Data about app and page elements:

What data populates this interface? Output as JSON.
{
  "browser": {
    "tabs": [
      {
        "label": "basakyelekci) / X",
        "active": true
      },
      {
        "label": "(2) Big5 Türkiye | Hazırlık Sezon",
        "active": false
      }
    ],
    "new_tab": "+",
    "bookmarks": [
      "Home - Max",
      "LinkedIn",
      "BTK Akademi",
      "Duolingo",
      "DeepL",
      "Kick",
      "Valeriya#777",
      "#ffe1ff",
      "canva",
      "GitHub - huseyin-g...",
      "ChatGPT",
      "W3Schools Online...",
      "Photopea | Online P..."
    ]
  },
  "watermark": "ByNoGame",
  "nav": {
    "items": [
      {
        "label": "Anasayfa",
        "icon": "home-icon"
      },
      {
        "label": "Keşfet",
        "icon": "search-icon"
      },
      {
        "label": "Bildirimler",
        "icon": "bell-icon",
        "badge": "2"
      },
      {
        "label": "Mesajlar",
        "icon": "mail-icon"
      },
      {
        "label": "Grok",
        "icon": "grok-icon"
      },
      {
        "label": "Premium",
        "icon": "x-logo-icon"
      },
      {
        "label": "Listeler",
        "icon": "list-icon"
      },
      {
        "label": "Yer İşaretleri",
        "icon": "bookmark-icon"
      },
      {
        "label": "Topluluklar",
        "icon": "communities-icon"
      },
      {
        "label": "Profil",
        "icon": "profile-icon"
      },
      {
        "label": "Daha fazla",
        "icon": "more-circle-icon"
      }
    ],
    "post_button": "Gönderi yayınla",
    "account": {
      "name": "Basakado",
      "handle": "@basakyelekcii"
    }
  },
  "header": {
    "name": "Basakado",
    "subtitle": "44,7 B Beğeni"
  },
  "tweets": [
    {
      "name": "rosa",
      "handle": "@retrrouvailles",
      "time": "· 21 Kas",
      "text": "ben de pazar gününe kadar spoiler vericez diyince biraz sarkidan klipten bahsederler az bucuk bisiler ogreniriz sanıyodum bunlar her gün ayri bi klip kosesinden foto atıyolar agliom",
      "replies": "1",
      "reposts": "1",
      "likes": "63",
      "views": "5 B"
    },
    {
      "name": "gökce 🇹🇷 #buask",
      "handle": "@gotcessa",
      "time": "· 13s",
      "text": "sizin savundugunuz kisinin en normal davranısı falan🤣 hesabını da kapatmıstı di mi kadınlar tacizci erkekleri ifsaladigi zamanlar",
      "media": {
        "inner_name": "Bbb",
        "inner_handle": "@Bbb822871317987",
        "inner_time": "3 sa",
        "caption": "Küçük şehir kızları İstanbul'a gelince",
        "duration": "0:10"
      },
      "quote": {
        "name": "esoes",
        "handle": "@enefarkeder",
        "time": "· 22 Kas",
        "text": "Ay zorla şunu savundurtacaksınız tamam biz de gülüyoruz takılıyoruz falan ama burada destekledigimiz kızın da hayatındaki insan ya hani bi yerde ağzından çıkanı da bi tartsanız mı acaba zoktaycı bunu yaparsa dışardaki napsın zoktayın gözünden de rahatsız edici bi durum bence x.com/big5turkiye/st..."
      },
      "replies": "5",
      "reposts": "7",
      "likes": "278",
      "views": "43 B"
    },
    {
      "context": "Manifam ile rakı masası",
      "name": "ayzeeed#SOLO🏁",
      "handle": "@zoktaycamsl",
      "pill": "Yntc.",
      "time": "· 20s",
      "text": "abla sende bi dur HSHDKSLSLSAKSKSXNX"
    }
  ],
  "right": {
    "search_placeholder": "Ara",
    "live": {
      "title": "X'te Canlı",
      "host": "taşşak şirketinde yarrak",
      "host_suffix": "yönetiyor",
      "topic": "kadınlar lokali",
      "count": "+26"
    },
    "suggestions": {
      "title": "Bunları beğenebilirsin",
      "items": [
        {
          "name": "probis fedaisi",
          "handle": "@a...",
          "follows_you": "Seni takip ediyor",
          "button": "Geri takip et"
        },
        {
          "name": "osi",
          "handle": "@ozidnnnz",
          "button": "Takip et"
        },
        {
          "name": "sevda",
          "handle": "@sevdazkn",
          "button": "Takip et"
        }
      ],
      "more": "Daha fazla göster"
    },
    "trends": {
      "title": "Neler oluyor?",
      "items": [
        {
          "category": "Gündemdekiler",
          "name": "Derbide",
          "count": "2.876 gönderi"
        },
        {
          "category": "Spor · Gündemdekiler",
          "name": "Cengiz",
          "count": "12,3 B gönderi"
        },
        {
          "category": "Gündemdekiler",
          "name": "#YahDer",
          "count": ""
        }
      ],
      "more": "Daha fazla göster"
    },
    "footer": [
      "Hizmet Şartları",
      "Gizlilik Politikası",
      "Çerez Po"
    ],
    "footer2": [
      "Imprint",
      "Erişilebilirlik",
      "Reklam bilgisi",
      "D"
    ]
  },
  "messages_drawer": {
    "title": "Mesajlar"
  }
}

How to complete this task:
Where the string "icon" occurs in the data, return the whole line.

Answer space:
        "icon": "home-icon"
        "icon": "search-icon"
        "icon": "bell-icon",
        "icon": "mail-icon"
        "icon": "grok-icon"
        "icon": "x-logo-icon"
        "icon": "list-icon"
        "icon": "bookmark-icon"
        "icon": "communities-icon"
        "icon": "profile-icon"
        "icon": "more-circle-icon"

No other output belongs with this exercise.